Instructions for the task:
Every line in the data below has to be repeated exactly; no picture belongs in the result.

[Dataset rows describing interfaces]
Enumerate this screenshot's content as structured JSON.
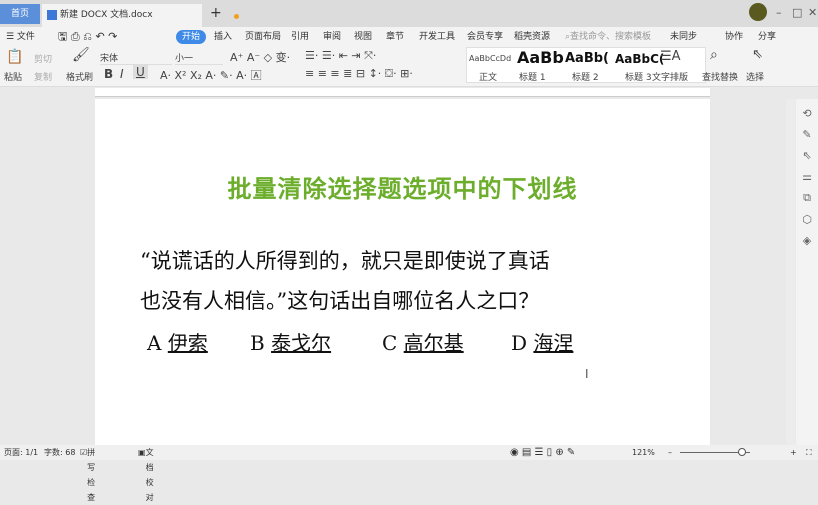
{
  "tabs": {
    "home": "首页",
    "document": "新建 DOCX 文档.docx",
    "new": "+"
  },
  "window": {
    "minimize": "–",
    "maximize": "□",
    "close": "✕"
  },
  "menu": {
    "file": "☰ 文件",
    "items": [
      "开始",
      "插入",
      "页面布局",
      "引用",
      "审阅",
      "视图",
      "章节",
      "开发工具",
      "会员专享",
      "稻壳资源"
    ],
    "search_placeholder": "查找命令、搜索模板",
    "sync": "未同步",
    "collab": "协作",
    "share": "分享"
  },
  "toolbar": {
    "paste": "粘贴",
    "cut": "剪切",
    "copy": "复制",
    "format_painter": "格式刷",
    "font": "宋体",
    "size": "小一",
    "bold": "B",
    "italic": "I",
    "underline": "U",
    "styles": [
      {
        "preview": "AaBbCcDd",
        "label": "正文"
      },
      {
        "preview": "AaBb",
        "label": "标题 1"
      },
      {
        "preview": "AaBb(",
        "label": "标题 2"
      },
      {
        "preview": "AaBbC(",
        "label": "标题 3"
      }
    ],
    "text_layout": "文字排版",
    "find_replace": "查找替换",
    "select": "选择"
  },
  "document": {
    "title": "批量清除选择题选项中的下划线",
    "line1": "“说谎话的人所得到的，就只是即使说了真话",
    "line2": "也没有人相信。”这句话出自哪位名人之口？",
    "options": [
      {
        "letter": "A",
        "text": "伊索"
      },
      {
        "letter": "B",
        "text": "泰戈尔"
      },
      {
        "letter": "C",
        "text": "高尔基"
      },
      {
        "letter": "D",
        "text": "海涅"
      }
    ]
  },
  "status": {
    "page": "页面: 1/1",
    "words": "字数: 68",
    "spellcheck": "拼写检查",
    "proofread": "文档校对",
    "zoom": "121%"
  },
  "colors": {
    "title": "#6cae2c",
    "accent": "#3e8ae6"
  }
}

Solution for this exercise:
Enumerate this screenshot's content as structured JSON.
{
  "tabs": {
    "home": "首页",
    "document": "新建 DOCX 文档.docx",
    "new": "+"
  },
  "window": {
    "minimize": "–",
    "maximize": "□",
    "close": "✕"
  },
  "menu": {
    "file": "☰ 文件",
    "items": [
      "开始",
      "插入",
      "页面布局",
      "引用",
      "审阅",
      "视图",
      "章节",
      "开发工具",
      "会员专享",
      "稻壳资源"
    ],
    "search_placeholder": "查找命令、搜索模板",
    "sync": "未同步",
    "collab": "协作",
    "share": "分享"
  },
  "toolbar": {
    "paste": "粘贴",
    "cut": "剪切",
    "copy": "复制",
    "format_painter": "格式刷",
    "font": "宋体",
    "size": "小一",
    "bold": "B",
    "italic": "I",
    "underline": "U",
    "styles": [
      {
        "preview": "AaBbCcDd",
        "label": "正文"
      },
      {
        "preview": "AaBb",
        "label": "标题 1"
      },
      {
        "preview": "AaBb(",
        "label": "标题 2"
      },
      {
        "preview": "AaBbC(",
        "label": "标题 3"
      }
    ],
    "text_layout": "文字排版",
    "find_replace": "查找替换",
    "select": "选择"
  },
  "document": {
    "title": "批量清除选择题选项中的下划线",
    "line1": "“说谎话的人所得到的，就只是即使说了真话",
    "line2": "也没有人相信。”这句话出自哪位名人之口？",
    "options": [
      {
        "letter": "A",
        "text": "伊索"
      },
      {
        "letter": "B",
        "text": "泰戈尔"
      },
      {
        "letter": "C",
        "text": "高尔基"
      },
      {
        "letter": "D",
        "text": "海涅"
      }
    ]
  },
  "status": {
    "page": "页面: 1/1",
    "words": "字数: 68",
    "spellcheck": "拼写检查",
    "proofread": "文档校对",
    "zoom": "121%"
  },
  "colors": {
    "title": "#6cae2c",
    "accent": "#3e8ae6"
  }
}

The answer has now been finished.